Flour and water are the bulk of pici; olive oil, salt, and egg are occasional additions. Some cooks use fine white Italian tipo 00 flour; others use coarser golden semolina or a combination. I made flour-and-water doughs with both, as well as with all-purpose flour, and found the tipo 00 and all-purpose batches equally chewy, so I stuck with the latter for accessibility. The results were even nicer when I mixed the all-purpose flour with semolina, its coarse grind and color rendering the dough appealingly nubbly, pale yellow, and complex.
1. Start at center of strand, moving your hands outward as you roll.
2. When center of strand is about 1/8 inch wide, roll your hands back and forth to evenly thin ends.
Golden color would have been my main incentive for adding egg, so I skipped it (besides, many consider egg a modern extravagance). I skipped the salt too; salting the cooking water seasoned the dough plenty well. I did opt for the oil, though. Worked into the dough and brushed onto the surface, it lubricated the mixture so that it felt silky and pliable.
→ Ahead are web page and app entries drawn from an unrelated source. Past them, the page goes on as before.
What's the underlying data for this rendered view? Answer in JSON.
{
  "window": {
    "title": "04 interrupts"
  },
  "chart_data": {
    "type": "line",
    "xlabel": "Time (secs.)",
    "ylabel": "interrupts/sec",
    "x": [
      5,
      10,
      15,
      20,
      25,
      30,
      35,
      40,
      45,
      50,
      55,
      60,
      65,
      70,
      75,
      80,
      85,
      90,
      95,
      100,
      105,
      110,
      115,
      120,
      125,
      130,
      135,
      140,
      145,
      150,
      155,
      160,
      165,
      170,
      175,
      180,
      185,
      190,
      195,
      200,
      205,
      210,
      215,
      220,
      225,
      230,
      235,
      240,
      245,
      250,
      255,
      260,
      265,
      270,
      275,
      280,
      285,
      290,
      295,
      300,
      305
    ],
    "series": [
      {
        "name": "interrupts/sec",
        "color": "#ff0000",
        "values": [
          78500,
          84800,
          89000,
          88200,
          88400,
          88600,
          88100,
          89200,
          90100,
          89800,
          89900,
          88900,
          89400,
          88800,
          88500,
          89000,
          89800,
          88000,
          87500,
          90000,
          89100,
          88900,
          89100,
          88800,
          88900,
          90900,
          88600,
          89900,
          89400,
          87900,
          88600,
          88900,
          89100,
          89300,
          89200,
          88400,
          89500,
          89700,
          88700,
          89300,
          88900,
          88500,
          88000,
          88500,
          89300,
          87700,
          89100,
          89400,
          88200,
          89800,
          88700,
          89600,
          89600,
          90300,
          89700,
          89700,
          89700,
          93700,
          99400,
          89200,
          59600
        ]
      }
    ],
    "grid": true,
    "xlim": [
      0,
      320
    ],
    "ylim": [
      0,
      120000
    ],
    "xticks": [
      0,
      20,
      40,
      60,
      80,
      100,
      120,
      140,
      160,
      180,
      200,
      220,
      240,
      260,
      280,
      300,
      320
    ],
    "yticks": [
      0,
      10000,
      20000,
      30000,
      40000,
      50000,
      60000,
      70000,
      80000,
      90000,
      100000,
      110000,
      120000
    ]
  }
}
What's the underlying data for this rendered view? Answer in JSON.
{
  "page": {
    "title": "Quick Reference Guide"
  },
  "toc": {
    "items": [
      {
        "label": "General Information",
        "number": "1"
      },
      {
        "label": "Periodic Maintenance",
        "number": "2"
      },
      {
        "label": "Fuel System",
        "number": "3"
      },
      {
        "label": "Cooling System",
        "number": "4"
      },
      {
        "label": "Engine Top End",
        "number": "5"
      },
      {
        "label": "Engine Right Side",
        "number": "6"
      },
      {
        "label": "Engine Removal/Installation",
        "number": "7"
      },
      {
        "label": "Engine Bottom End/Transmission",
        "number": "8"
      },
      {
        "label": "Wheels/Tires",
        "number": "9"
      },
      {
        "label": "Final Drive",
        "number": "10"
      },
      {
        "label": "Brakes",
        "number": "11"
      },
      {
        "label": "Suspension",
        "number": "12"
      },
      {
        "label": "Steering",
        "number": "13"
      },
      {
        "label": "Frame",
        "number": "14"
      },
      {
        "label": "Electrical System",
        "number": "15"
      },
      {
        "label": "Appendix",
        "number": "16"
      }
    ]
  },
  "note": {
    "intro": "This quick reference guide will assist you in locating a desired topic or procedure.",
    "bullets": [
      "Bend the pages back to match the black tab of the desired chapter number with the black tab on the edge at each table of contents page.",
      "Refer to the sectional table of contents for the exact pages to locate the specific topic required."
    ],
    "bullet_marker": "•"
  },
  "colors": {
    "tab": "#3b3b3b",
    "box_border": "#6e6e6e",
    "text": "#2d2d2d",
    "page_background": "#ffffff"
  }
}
The Need to Knead
Kneading is what builds up gluten, the network of proteins that makes doughs like those for pici strong and gloriously chewy. You don’t want to shortchange the process, lest the strands break apart as they’re rolled and boiled. But there’s also a point of diminishing returns: The batch of dough that I kneaded over and over to maximize gluten development produced only marginally chewier noodles than the pici made from dough that I worked about half as much. After some experimenting, I found a sweet spot at around 7 minutes.
Then comes “apiciare,” the Tuscan word for shaping the dough ropes. Check out some YouTube videos; it’s so satisfying to watch an expert roll the dough into meters-long strands, as if spinning wool into yarn. It’ll make you want to get your hands in there—and when you do, my best advice is to start by rolling relatively short ropes as evenly as you can. Consistent width is more important than consistent length, and I found it easier to divide my dough into small pieces and roll each into a 2-foot strand. Getting the motions down will take some practice, but that’s part of the fun. As Leaird reminded me, you’ve got virtually nothing to lose.
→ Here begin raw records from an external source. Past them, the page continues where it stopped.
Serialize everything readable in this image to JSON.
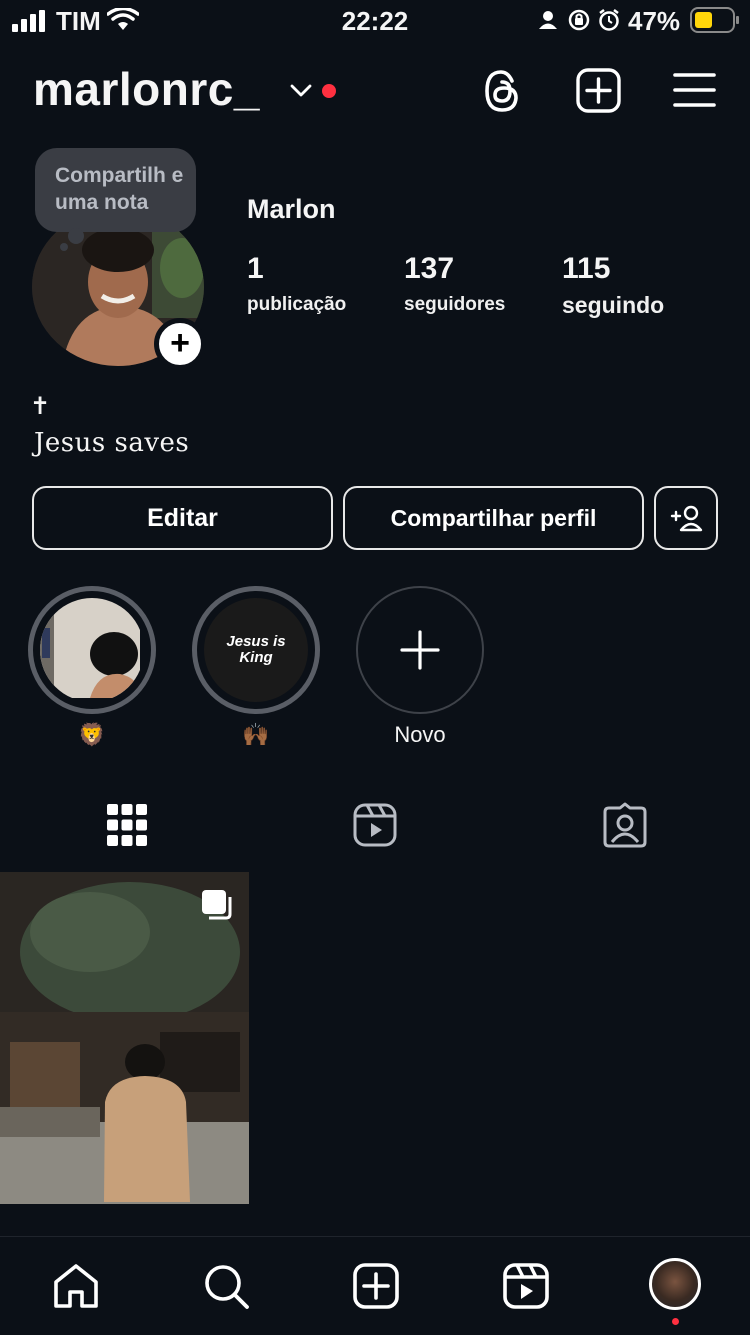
{
  "status_bar": {
    "carrier": "TIM",
    "time": "22:22",
    "battery_percent": "47%"
  },
  "header": {
    "username": "marlonrc_",
    "icons": [
      "chevron-down-icon",
      "threads-icon",
      "create-post-icon",
      "menu-icon"
    ]
  },
  "profile": {
    "note_text": "Compartilh e uma nota",
    "display_name": "Marlon",
    "stats": [
      {
        "value": "1",
        "label": "publicação"
      },
      {
        "value": "137",
        "label": "seguidores"
      },
      {
        "value": "115",
        "label": "seguindo"
      }
    ],
    "bio_icon": "✝",
    "bio": "Jesus saves"
  },
  "actions": {
    "edit_label": "Editar",
    "share_label": "Compartilhar perfil"
  },
  "highlights": [
    {
      "label": "🦁"
    },
    {
      "label": "🙌🏾",
      "cover_text": "Jesus is King"
    },
    {
      "label": "Novo"
    }
  ],
  "tabs": [
    "grid-icon",
    "reels-icon",
    "tagged-icon"
  ],
  "bottom_nav": [
    "home-icon",
    "search-icon",
    "create-icon",
    "reels-icon",
    "profile-avatar"
  ],
  "colors": {
    "background": "#0b1017",
    "accent_red": "#ff3040",
    "battery_yellow": "#ffd60a"
  }
}
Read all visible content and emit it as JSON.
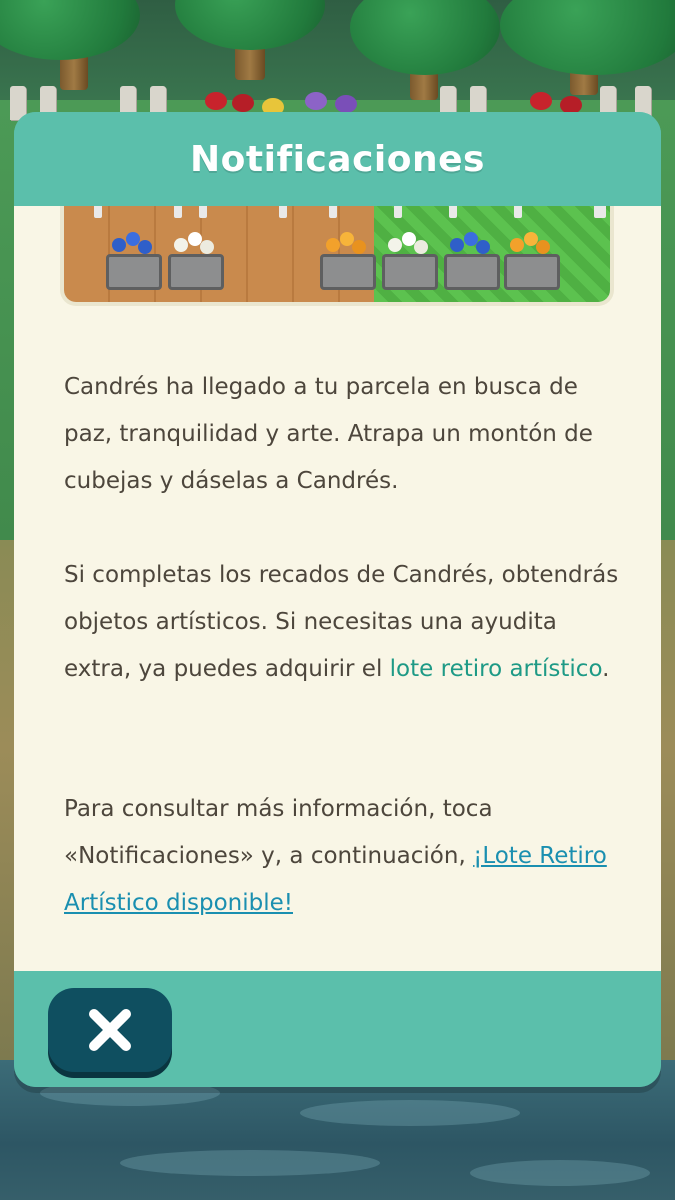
{
  "dialog": {
    "title": "Notificaciones",
    "paragraph1": "Candrés ha llegado a tu parcela en busca de paz, tranquilidad y arte. Atrapa un montón de cubejas y dáselas a Candrés.",
    "paragraph2_text": "Si completas los recados de Candrés, obtendrás objetos artísticos. Si necesitas una ayudita extra, ya puedes adquirir el ",
    "paragraph2_link": "lote retiro artístico",
    "paragraph2_end": ".",
    "paragraph3_text": "Para consultar más información, toca «Notificaciones» y, a continuación, ",
    "paragraph3_link": "¡Lote Retiro Artístico disponible!",
    "close_icon": "close-icon"
  },
  "colors": {
    "header": "#5bbfab",
    "body": "#f9f6e6",
    "text": "#4d463c",
    "link": "#1e9a86",
    "link_underlined": "#1a8fb0",
    "close_button": "#0f4f60"
  }
}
“It’s flour and water. There is nothing lower-stakes. You can mix up more dough and just keep going.”